» TASK BRIEF:
Which lines in the data below contain the word "Elmts"? Return each of them.

» TASK DATA:
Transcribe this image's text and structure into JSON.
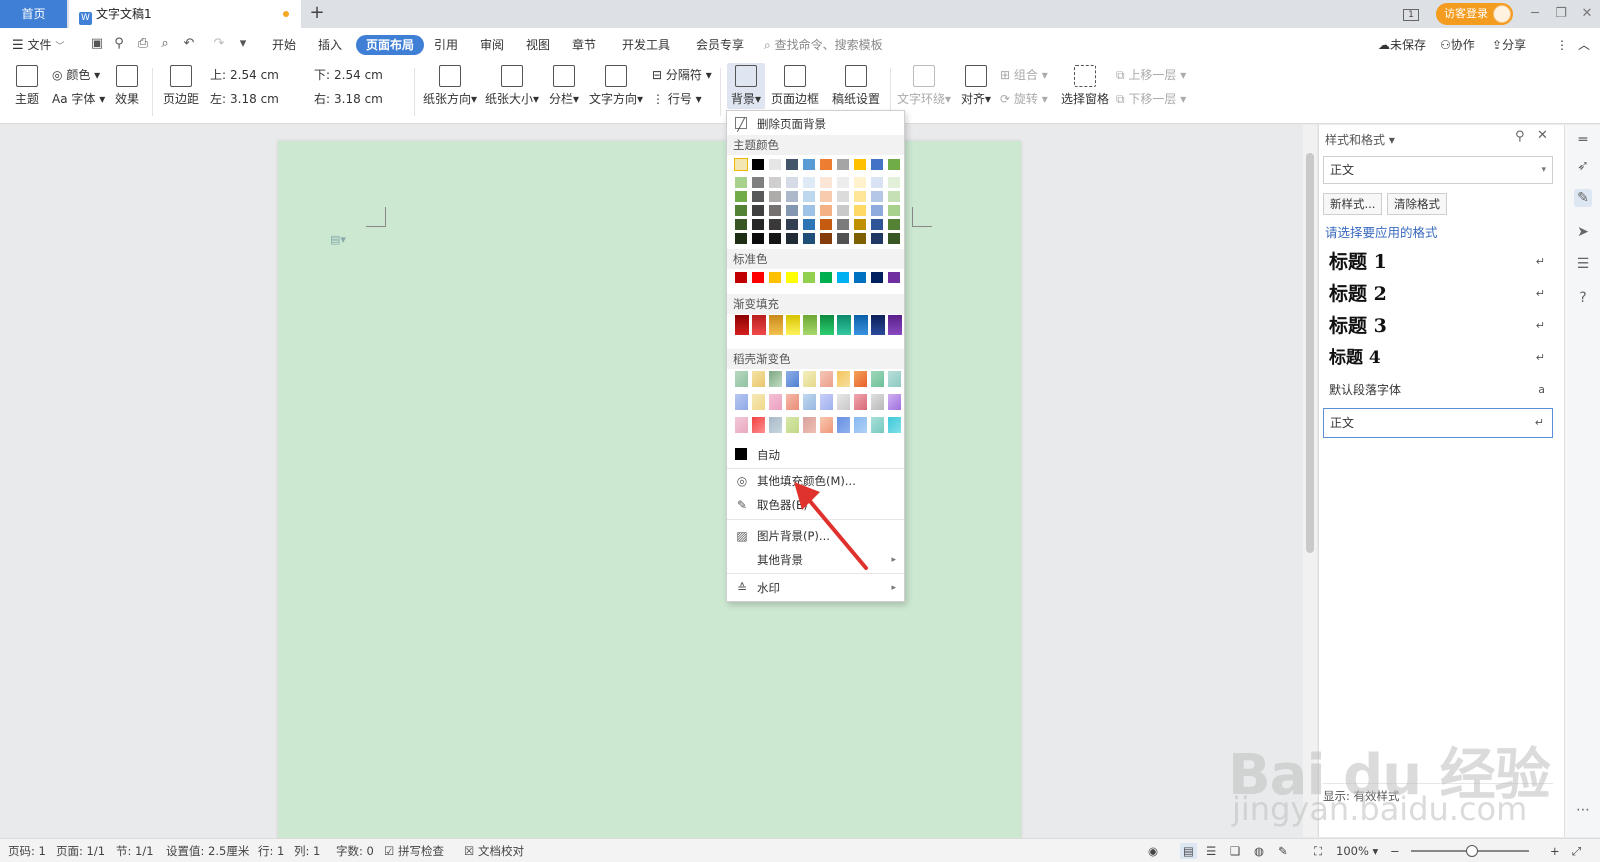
{
  "titlebar": {
    "home_tab": "首页",
    "doc_tab": "文字文稿1",
    "doc_icon": "W",
    "new_tab": "+",
    "login": "访客登录",
    "page_indicator": "1"
  },
  "menubar": {
    "file": "文件",
    "tabs": [
      "开始",
      "插入",
      "页面布局",
      "引用",
      "审阅",
      "视图",
      "章节",
      "开发工具",
      "会员专享"
    ],
    "active_tab": "页面布局",
    "search_placeholder": "查找命令、搜索模板",
    "unsaved": "未保存",
    "collab": "协作",
    "share": "分享"
  },
  "ribbon": {
    "theme": "主题",
    "colors": "颜色",
    "font": "字体",
    "effects": "效果",
    "margins": "页边距",
    "top_label": "上:",
    "top_value": "2.54 cm",
    "bottom_label": "下:",
    "bottom_value": "2.54 cm",
    "left_label": "左:",
    "left_value": "3.18 cm",
    "right_label": "右:",
    "right_value": "3.18 cm",
    "orientation": "纸张方向",
    "size": "纸张大小",
    "columns": "分栏",
    "text_direction": "文字方向",
    "breaks": "分隔符",
    "line_numbers": "行号",
    "background": "背景",
    "page_border": "页面边框",
    "manuscript": "稿纸设置",
    "text_wrap": "文字环绕",
    "align": "对齐",
    "group": "组合",
    "rotate": "旋转",
    "selection_pane": "选择窗格",
    "bring_forward": "上移一层",
    "send_backward": "下移一层"
  },
  "dropdown": {
    "delete_bg": "删除页面背景",
    "theme_colors_label": "主题颜色",
    "standard_colors_label": "标准色",
    "gradient_label": "渐变填充",
    "docer_gradient_label": "稻壳渐变色",
    "auto": "自动",
    "more_colors": "其他填充颜色(M)...",
    "eyedropper": "取色器(E)",
    "picture_bg": "图片背景(P)...",
    "other_bg": "其他背景",
    "watermark": "水印",
    "theme_top_row": [
      "#f4e6b3",
      "#000000",
      "#e7e6e6",
      "#44546a",
      "#5b9bd5",
      "#ed7d31",
      "#a5a5a5",
      "#ffc000",
      "#4472c4",
      "#70ad47"
    ],
    "theme_shades": [
      [
        "#a9d18e",
        "#7f7f7f",
        "#d0cece",
        "#d6dce5",
        "#deebf7",
        "#fbe5d6",
        "#ededed",
        "#fff2cc",
        "#dae3f3",
        "#e2f0d9"
      ],
      [
        "#70ad47",
        "#595959",
        "#aeabab",
        "#adb9ca",
        "#bdd7ee",
        "#f8cbad",
        "#dbdbdb",
        "#ffe699",
        "#b4c7e7",
        "#c5e0b4"
      ],
      [
        "#548235",
        "#3f3f3f",
        "#757171",
        "#8497b0",
        "#9dc3e6",
        "#f4b183",
        "#c9c9c9",
        "#ffd966",
        "#8faadc",
        "#a9d18e"
      ],
      [
        "#375623",
        "#262626",
        "#3a3838",
        "#333f50",
        "#2e75b6",
        "#c55a11",
        "#7b7b7b",
        "#bf9000",
        "#2f5597",
        "#548235"
      ],
      [
        "#1e2e14",
        "#0c0c0c",
        "#171616",
        "#222a35",
        "#1f4e79",
        "#843c0c",
        "#525252",
        "#7f6000",
        "#203864",
        "#385723"
      ]
    ],
    "standard_colors": [
      "#c00000",
      "#ff0000",
      "#ffc000",
      "#ffff00",
      "#92d050",
      "#00b050",
      "#00b0f0",
      "#0070c0",
      "#002060",
      "#7030a0"
    ],
    "gradient_colors": [
      [
        "#8b0000",
        "#d42020"
      ],
      [
        "#b81c1c",
        "#f04a4a"
      ],
      [
        "#c98a1a",
        "#f2c14e"
      ],
      [
        "#d6c400",
        "#fff35c"
      ],
      [
        "#6da834",
        "#a8d86d"
      ],
      [
        "#0c8a3e",
        "#2fcf72"
      ],
      [
        "#0d8a6a",
        "#33c9a0"
      ],
      [
        "#0b5fa8",
        "#3a93e0"
      ],
      [
        "#0b1f5a",
        "#2a4a9a"
      ],
      [
        "#5a1f8a",
        "#8a4ac0"
      ]
    ],
    "docer_gradients": [
      [
        "#b7d8c0",
        "#8fc2a0"
      ],
      [
        "#f6e3a8",
        "#e8c56a"
      ],
      [
        "#7ea884",
        "#c0dcc2"
      ],
      [
        "#8fb0e8",
        "#4f7fd0"
      ],
      [
        "#f3efc0",
        "#e5d98a"
      ],
      [
        "#f5c6b8",
        "#ec9f88"
      ],
      [
        "#f6c45a",
        "#f4e0a0"
      ],
      [
        "#f4a35a",
        "#e8612a"
      ],
      [
        "#a0d8b8",
        "#6cc09a"
      ],
      [
        "#b8e0da",
        "#8cc8c0"
      ],
      [
        "#b8c8f0",
        "#90a8e8"
      ],
      [
        "#f6e9b8",
        "#f0d888"
      ],
      [
        "#f5c0d6",
        "#eaa0c0"
      ],
      [
        "#f6b9a8",
        "#e88e78"
      ],
      [
        "#c0d8f0",
        "#98b8e0"
      ],
      [
        "#c8d0f8",
        "#a0b0f0"
      ],
      [
        "#e8e8e8",
        "#c8c8c8"
      ],
      [
        "#f0a8b0",
        "#d86878"
      ],
      [
        "#e0e0e0",
        "#b8b8b8"
      ],
      [
        "#d0b0f0",
        "#a070e0"
      ],
      [
        "#f4c8d8",
        "#e8a8c0"
      ],
      [
        "#f04040",
        "#ff9090"
      ],
      [
        "#a8b8c8",
        "#c8d8e0"
      ],
      [
        "#d8e8a8",
        "#c0d888"
      ],
      [
        "#d8a0a0",
        "#f0c0b0"
      ],
      [
        "#f8c8b0",
        "#f09878"
      ],
      [
        "#6890e0",
        "#90b0f0"
      ],
      [
        "#88b8f0",
        "#b0d0f8"
      ],
      [
        "#a8e0d8",
        "#78c8c0"
      ],
      [
        "#40c8d8",
        "#80e0e8"
      ]
    ]
  },
  "sidepanel": {
    "title": "样式和格式",
    "current_style": "正文",
    "new_style": "新样式...",
    "clear_format": "清除格式",
    "choose_label": "请选择要应用的格式",
    "styles": [
      {
        "name": "标题  1",
        "kind": "heading"
      },
      {
        "name": "标题  2",
        "kind": "heading"
      },
      {
        "name": "标题  3",
        "kind": "heading"
      },
      {
        "name": "标题  4",
        "kind": "heading4"
      },
      {
        "name": "默认段落字体",
        "kind": "small"
      },
      {
        "name": "正文",
        "kind": "selected"
      }
    ],
    "show_label": "显示:",
    "show_value": "有效样式"
  },
  "statusbar": {
    "page_num": "页码: 1",
    "pages": "页面: 1/1",
    "section": "节: 1/1",
    "setting": "设置值: 2.5厘米",
    "line": "行: 1",
    "col": "列: 1",
    "words": "字数: 0",
    "spell_check": "拼写检查",
    "doc_proof": "文档校对",
    "zoom": "100%"
  },
  "watermark": {
    "brand": "Bai du 经验",
    "url": "jingyan.baidu.com"
  }
}
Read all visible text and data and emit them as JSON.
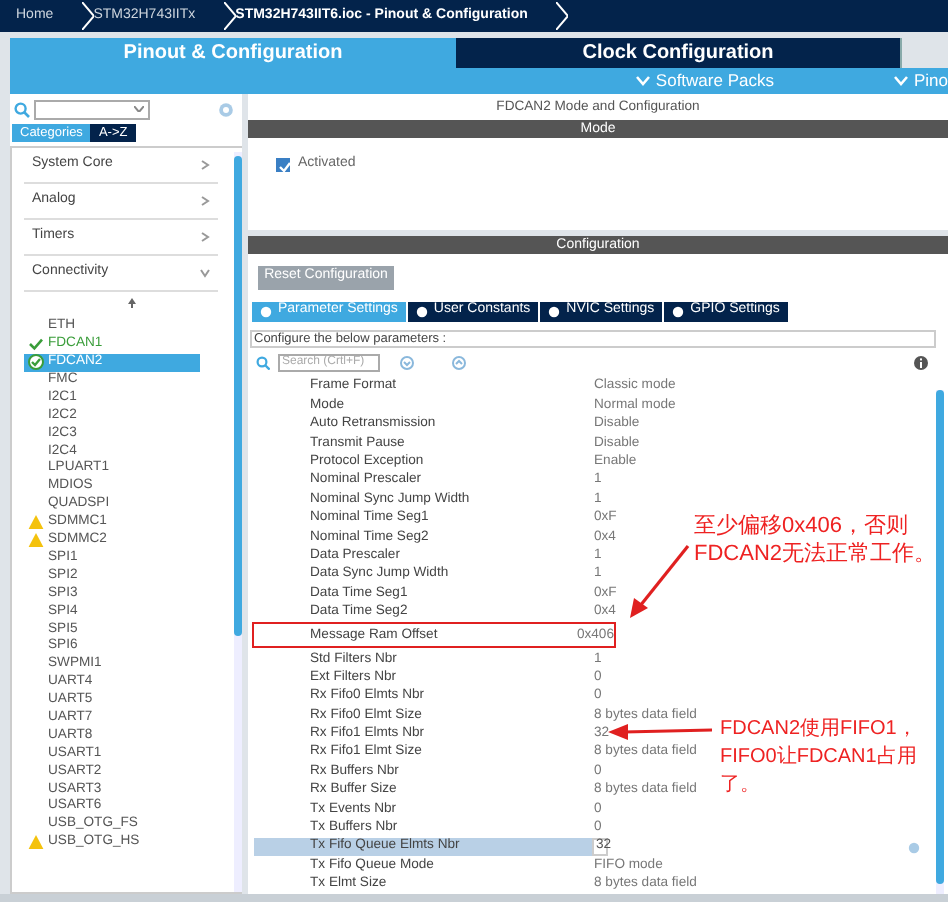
{
  "breadcrumb": [
    "Home",
    "STM32H743IITx",
    "STM32H743IIT6.ioc - Pinout & Configuration"
  ],
  "main_tabs": [
    {
      "label": "Pinout & Configuration",
      "selected": true
    },
    {
      "label": "Clock Configuration",
      "selected": false
    }
  ],
  "sub_bar": [
    "Software Packs",
    "Pino"
  ],
  "left": {
    "category_tabs": [
      {
        "label": "Categories",
        "selected": true
      },
      {
        "label": "A->Z",
        "selected": false
      }
    ],
    "categories": [
      {
        "label": "System Core",
        "expanded": false
      },
      {
        "label": "Analog",
        "expanded": false
      },
      {
        "label": "Timers",
        "expanded": false
      },
      {
        "label": "Connectivity",
        "expanded": true
      }
    ],
    "peripherals": [
      {
        "label": "ETH",
        "selected": false,
        "kind": "plain"
      },
      {
        "label": "FDCAN1",
        "selected": false,
        "kind": "enabled"
      },
      {
        "label": "FDCAN2",
        "selected": true,
        "kind": "enabled"
      },
      {
        "label": "FMC",
        "selected": false,
        "kind": "plain"
      },
      {
        "label": "I2C1",
        "selected": false,
        "kind": "plain"
      },
      {
        "label": "I2C2",
        "selected": false,
        "kind": "plain"
      },
      {
        "label": "I2C3",
        "selected": false,
        "kind": "plain"
      },
      {
        "label": "I2C4",
        "selected": false,
        "kind": "plain"
      },
      {
        "label": "LPUART1",
        "selected": false,
        "kind": "plain"
      },
      {
        "label": "MDIOS",
        "selected": false,
        "kind": "plain"
      },
      {
        "label": "QUADSPI",
        "selected": false,
        "kind": "plain"
      },
      {
        "label": "SDMMC1",
        "selected": false,
        "kind": "warning"
      },
      {
        "label": "SDMMC2",
        "selected": false,
        "kind": "warning"
      },
      {
        "label": "SPI1",
        "selected": false,
        "kind": "plain"
      },
      {
        "label": "SPI2",
        "selected": false,
        "kind": "plain"
      },
      {
        "label": "SPI3",
        "selected": false,
        "kind": "plain"
      },
      {
        "label": "SPI4",
        "selected": false,
        "kind": "plain"
      },
      {
        "label": "SPI5",
        "selected": false,
        "kind": "plain"
      },
      {
        "label": "SPI6",
        "selected": false,
        "kind": "plain"
      },
      {
        "label": "SWPMI1",
        "selected": false,
        "kind": "plain"
      },
      {
        "label": "UART4",
        "selected": false,
        "kind": "plain"
      },
      {
        "label": "UART5",
        "selected": false,
        "kind": "plain"
      },
      {
        "label": "UART7",
        "selected": false,
        "kind": "plain"
      },
      {
        "label": "UART8",
        "selected": false,
        "kind": "plain"
      },
      {
        "label": "USART1",
        "selected": false,
        "kind": "plain"
      },
      {
        "label": "USART2",
        "selected": false,
        "kind": "plain"
      },
      {
        "label": "USART3",
        "selected": false,
        "kind": "plain"
      },
      {
        "label": "USART6",
        "selected": false,
        "kind": "plain"
      },
      {
        "label": "USB_OTG_FS",
        "selected": false,
        "kind": "plain"
      },
      {
        "label": "USB_OTG_HS",
        "selected": false,
        "kind": "warning"
      }
    ]
  },
  "right": {
    "title": "FDCAN2 Mode and Configuration",
    "mode_header": "Mode",
    "activated": {
      "label": "Activated",
      "checked": true
    },
    "config_header": "Configuration",
    "reset_button": "Reset Configuration",
    "config_tabs": [
      {
        "label": "Parameter Settings",
        "selected": true
      },
      {
        "label": "User Constants",
        "selected": false
      },
      {
        "label": "NVIC Settings",
        "selected": false
      },
      {
        "label": "GPIO Settings",
        "selected": false
      }
    ],
    "hint": "Configure the below parameters :",
    "search": {
      "placeholder": "Search (Crtl+F)"
    },
    "params": [
      {
        "name": "Frame Format",
        "value": "Classic mode",
        "selected": false,
        "highlighted": false
      },
      {
        "name": "Mode",
        "value": "Normal mode",
        "selected": false,
        "highlighted": false
      },
      {
        "name": "Auto Retransmission",
        "value": "Disable",
        "selected": false,
        "highlighted": false
      },
      {
        "name": "Transmit Pause",
        "value": "Disable",
        "selected": false,
        "highlighted": false
      },
      {
        "name": "Protocol Exception",
        "value": "Enable",
        "selected": false,
        "highlighted": false
      },
      {
        "name": "Nominal Prescaler",
        "value": "1",
        "selected": false,
        "highlighted": false
      },
      {
        "name": "Nominal Sync Jump Width",
        "value": "1",
        "selected": false,
        "highlighted": false
      },
      {
        "name": "Nominal Time Seg1",
        "value": "0xF",
        "selected": false,
        "highlighted": false
      },
      {
        "name": "Nominal Time Seg2",
        "value": "0x4",
        "selected": false,
        "highlighted": false
      },
      {
        "name": "Data Prescaler",
        "value": "1",
        "selected": false,
        "highlighted": false
      },
      {
        "name": "Data Sync Jump Width",
        "value": "1",
        "selected": false,
        "highlighted": false
      },
      {
        "name": "Data Time Seg1",
        "value": "0xF",
        "selected": false,
        "highlighted": false
      },
      {
        "name": "Data Time Seg2",
        "value": "0x4",
        "selected": false,
        "highlighted": false
      },
      {
        "name": "Message Ram Offset",
        "value": "0x406",
        "selected": false,
        "highlighted": true
      },
      {
        "name": "Std Filters Nbr",
        "value": "1",
        "selected": false,
        "highlighted": false
      },
      {
        "name": "Ext Filters Nbr",
        "value": "0",
        "selected": false,
        "highlighted": false
      },
      {
        "name": "Rx Fifo0 Elmts Nbr",
        "value": "0",
        "selected": false,
        "highlighted": false
      },
      {
        "name": "Rx Fifo0 Elmt Size",
        "value": "8 bytes data field",
        "selected": false,
        "highlighted": false
      },
      {
        "name": "Rx Fifo1 Elmts Nbr",
        "value": "32",
        "selected": false,
        "highlighted": false
      },
      {
        "name": "Rx Fifo1 Elmt Size",
        "value": "8 bytes data field",
        "selected": false,
        "highlighted": false
      },
      {
        "name": "Rx Buffers Nbr",
        "value": "0",
        "selected": false,
        "highlighted": false
      },
      {
        "name": "Rx Buffer Size",
        "value": "8 bytes data field",
        "selected": false,
        "highlighted": false
      },
      {
        "name": "Tx Events Nbr",
        "value": "0",
        "selected": false,
        "highlighted": false
      },
      {
        "name": "Tx Buffers Nbr",
        "value": "0",
        "selected": false,
        "highlighted": false
      },
      {
        "name": "Tx Fifo Queue Elmts Nbr",
        "value": "32",
        "selected": true,
        "highlighted": false
      },
      {
        "name": "Tx Fifo Queue Mode",
        "value": "FIFO mode",
        "selected": false,
        "highlighted": false
      },
      {
        "name": "Tx Elmt Size",
        "value": "8 bytes data field",
        "selected": false,
        "highlighted": false
      }
    ]
  },
  "annotations": [
    {
      "lines": [
        "至少偏移0x406，否则",
        "FDCAN2无法正常工作。"
      ]
    },
    {
      "lines": [
        "FDCAN2使用FIFO1，",
        "FIFO0让FDCAN1占用",
        "了。"
      ]
    }
  ]
}
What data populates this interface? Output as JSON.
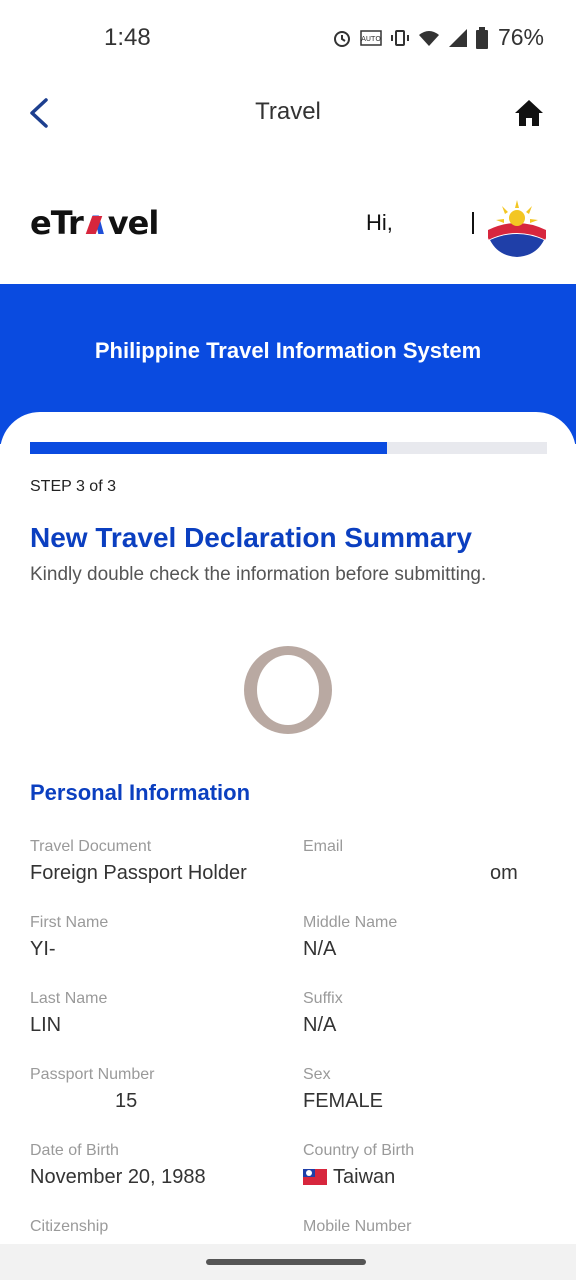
{
  "status_bar": {
    "time": "1:48",
    "battery": "76%",
    "icons": [
      "alarm-icon",
      "auto-rotate-icon",
      "vibrate-icon",
      "wifi-icon",
      "signal-icon",
      "battery-icon"
    ]
  },
  "app_bar": {
    "title": "Travel",
    "back_icon": "chevron-left-icon",
    "home_icon": "home-icon"
  },
  "brand": {
    "logo_text_1": "eTr",
    "logo_text_2": "vel",
    "greeting": "Hi,"
  },
  "banner": {
    "title": "Philippine Travel Information System"
  },
  "progress": {
    "fraction": 0.69,
    "step_label": "STEP 3 of 3"
  },
  "summary": {
    "title": "New Travel Declaration Summary",
    "subtitle": "Kindly double check the information before submitting."
  },
  "personal": {
    "section_title": "Personal Information",
    "fields": [
      {
        "label": "Travel Document",
        "value": "Foreign Passport Holder"
      },
      {
        "label": "Email",
        "value": "om"
      },
      {
        "label": "First Name",
        "value": "YI-"
      },
      {
        "label": "Middle Name",
        "value": "N/A"
      },
      {
        "label": "Last Name",
        "value": "LIN"
      },
      {
        "label": "Suffix",
        "value": "N/A"
      },
      {
        "label": "Passport Number",
        "value": "15"
      },
      {
        "label": "Sex",
        "value": "FEMALE"
      },
      {
        "label": "Date of Birth",
        "value": "November 20, 1988"
      },
      {
        "label": "Country of Birth",
        "value": "Taiwan"
      },
      {
        "label": "Citizenship",
        "value": ""
      },
      {
        "label": "Mobile Number",
        "value": ""
      }
    ]
  },
  "colors": {
    "accent": "#0a4be0",
    "heading": "#0b3fc0"
  }
}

» COMPLETED TASK:
        "name": "Rx Fifo0 Elmts Nbr",
        "name": "Rx Fifo1 Elmts Nbr",
        "name": "Tx Fifo Queue Elmts Nbr",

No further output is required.